The coronavirus pandemic dug its claws into pretty much every facet of the nation’s economy in 2020 and is still having its impacts in 2021.
One of the hardest-hit industries in Indiana by the pandemic was the food sector, according to a study from Purdue University. The report shows the state’s agricultural sectors, whether it be in corn, soybeans, livestock, etc., lost a combined $500 million.
“People need to know that COVID was very costly for agricultural producers, but we learned a lot,” said Jayson Lusk who co-authored the report to Inside Indiana Business. “I think there are some real opportunities going forward for Indiana, Indiana is investing a lot in innovation in agriculture.”
Lusk is the head of the Agricultural Economics Department at Purdue University. In his report he said even though demand for food and supplies spiked among consumers at grocery stores, a lot of the hardship stemmed from mandatory government shutdowns of in-person dining restaurants.
“The government-mandated closure of foodservice establishments for in-person dining caused substantial food supply chain disruption,” the report said. “The sudden loss of an entire channel caused significant production, inventory and packaging disruption for an industry whose products are often highly perishable.”
Perishable items such as meat. Lusk said a food sector hit particularly hard was pork as processors, such as Tyson Fresh Meats, weathered the sharp decline in demand from restaurants and the fact they had a large outbreak of the virus among workers at its plant in Logansport.
Still, the largest impact from a financial standpoint was on corn with corn producers losing “between $165 and $370 million in estimated losses due to shifts in demand and the resulting corn price impacts.”
The report said corn prices fell drastically as demand fell because of the temporary closure of ethanol plants at the height of the pandemic and farmers requiring less corn to feed livestock since they were tending less livestock because of the decline in demand for their meat.
Lusk said a lot resounding theme behind all of it is that the food sector in Indiana needs to collaborate better in the event a global event such as a pandemic happens again.

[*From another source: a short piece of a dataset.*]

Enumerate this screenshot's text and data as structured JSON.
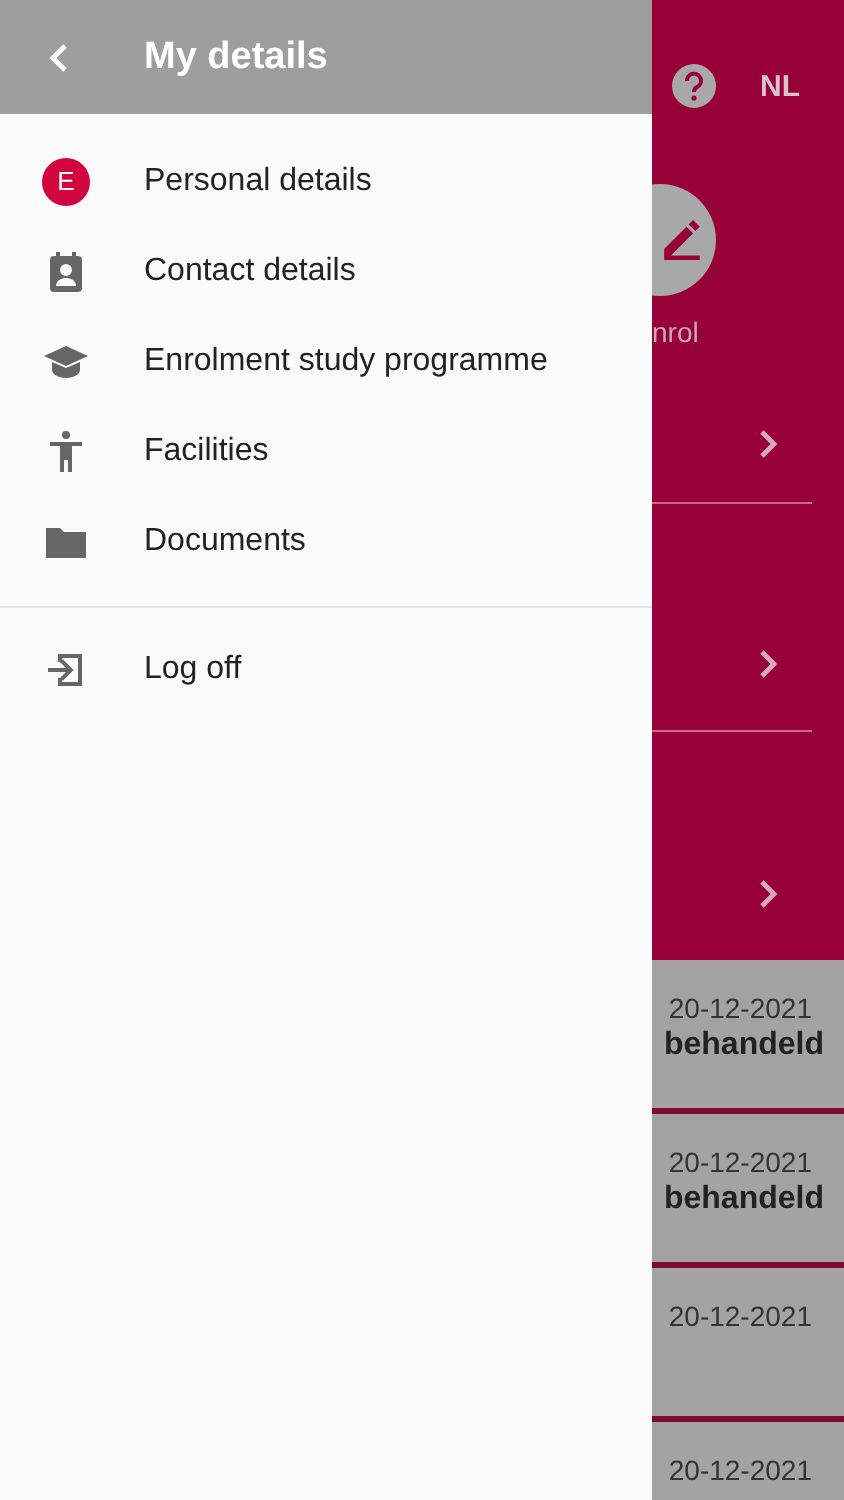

“Every one of those products has a supply chain. And they’re interconnected in different ways,” Lusk said. “Preparation for future kinds of disruptions (is key), and the next one won’t be the same as the last, to help make a supply chain that’s a little more resilient.”